Marketing is typically the last department to begin using the text channel, given the opt-in requirements, he adds. It’s much easier for new member accounts and lending to gain adoption for member-specific exchanges.
To support compliance, “every text in or out of Text Request is permanently recorded, and account administrators have access to all messages,” Burke says. The system also has built-in opt-out alert functionality to notify all employees sending or responding to texts about the member’s selected communication preferences.
Locking down the text channel to keep intruders out is another vital concern credit unions must address when offering this option to members by ensuring that providers meet security standards. For example, Yoder says Shastic offers several security measures, including using HTTPS for communications sessions (like when you see HTTPS in your browser when visiting or logging in to a secure website), SSL encryption for authentication and data transmission, two-factor authentication and encrypted data storage.
Likewise, “members can feel comfortable submitting sensitive info through Text Request,” such as account and driver’s license numbers, Burke says. “We’ve got beefy security.”
Credit unions should note that while providers like Text Request and Shastic must take steps to secure stored messages and the member information they contain, outgoing messages via wireless carriers to members’ devices have the same protection as any other SMS messages—which may vary by carrier and members’ adherence to security recommendations.
What Members Want
As credit unions consider how to move from informational inquiries to explore the potential of texting for marketing and other communication, “they need to figure out what members want from the channel,” Winn says. “You can do market research and data analytics, but at the end of the day, asking members what they want is valuable, too.”
Toward that end, Winn suggests convening a test audience of employees and avid members willing to receive and provide feedback about the content, tone and frequency of text marketing messages.
“If you’re starting with your staff, it has to be a culture where they feel empowered to share their honest opinions, to say ‘I love this’ or ‘I hate this’ or ‘What about this?’ without repercussions,” he adds.
For credit unions committed to omnichannel account access, texting provides one more option for communication. “It’s up to members whether they want to text, chat by phone or start an online chat,” Hartsog says. “It’s about offering members the choice and letting them decide how they want to interact with the brand.”
With 270 million cellphones in the United States, 98% of which are SMS-enabled, “texting is becoming more preferred than voice communications,” he adds. “And the longer credit unions wait, the further behind they will be in delivering on member expectations.” cues icon

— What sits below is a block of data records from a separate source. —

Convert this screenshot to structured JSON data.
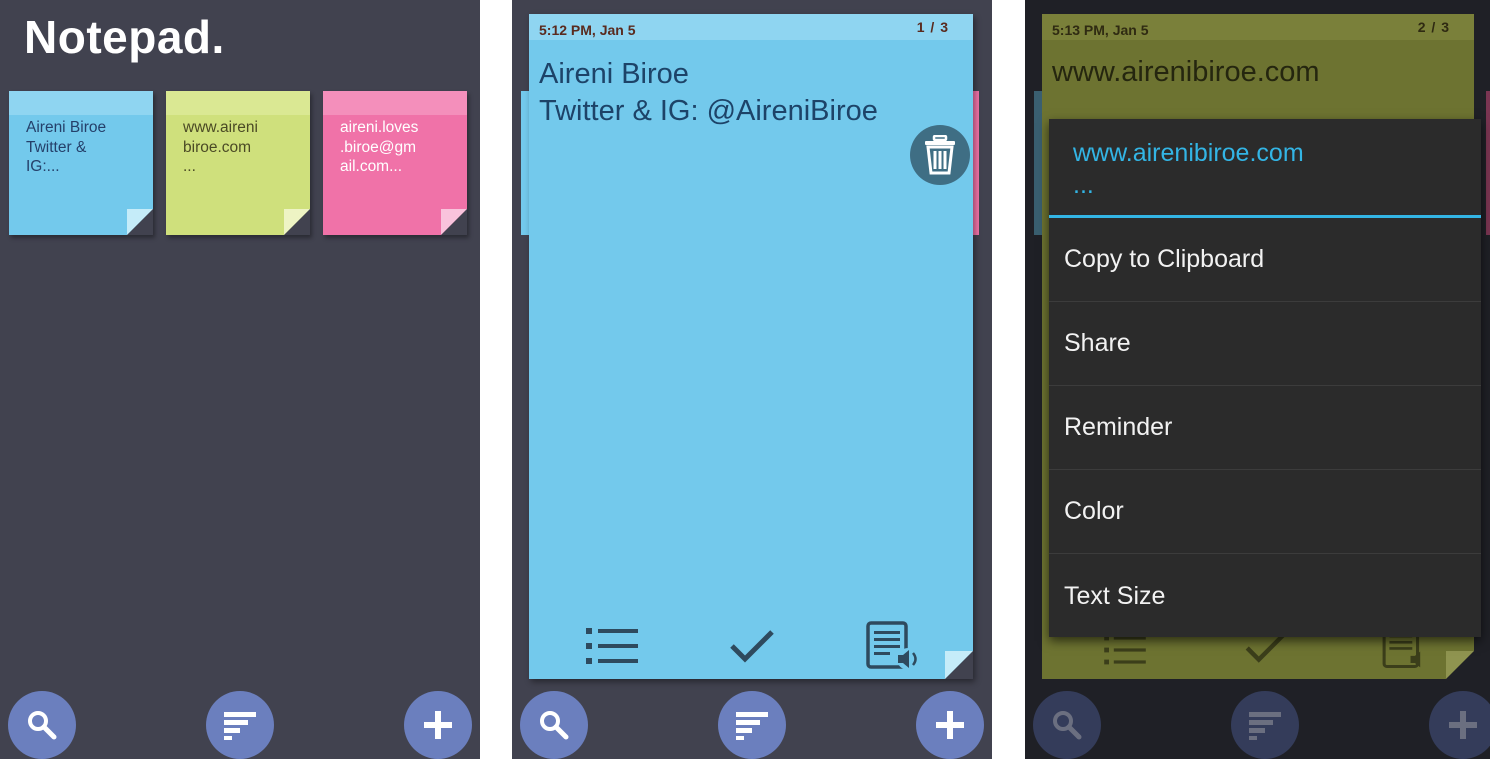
{
  "home": {
    "title": "Notepad.",
    "notes": [
      {
        "text": "Aireni Biroe\nTwitter &\nIG:...",
        "color": "#73c9ec"
      },
      {
        "text": "www.aireni\nbiroe.com\n...",
        "color": "#cfe07c"
      },
      {
        "text": "aireni.loves\n.biroe@gm\nail.com...",
        "color": "#f072a8"
      }
    ]
  },
  "detail": {
    "timestamp": "5:12 PM, Jan 5",
    "page_indicator": "1 / 3",
    "body": "Aireni Biroe\nTwitter & IG: @AireniBiroe",
    "note_color": "#73c9ec"
  },
  "context": {
    "timestamp": "5:13 PM, Jan 5",
    "page_indicator": "2 / 3",
    "body": "www.airenibiroe.com",
    "menu_title": "www.airenibiroe.com\n...",
    "menu_items": [
      "Copy to Clipboard",
      "Share",
      "Reminder",
      "Color",
      "Text Size"
    ],
    "accent": "#33b5e5"
  },
  "fabs": {
    "search": "search-icon",
    "sort": "sort-icon",
    "add": "plus-icon",
    "color": "#6b7fbe"
  }
}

Karen Bankston is a long-time contributor to Credit Union Management and writes about membership growth, operations, technology and governance. She is the proprietor of Precision Prose, Eugene, Oregon.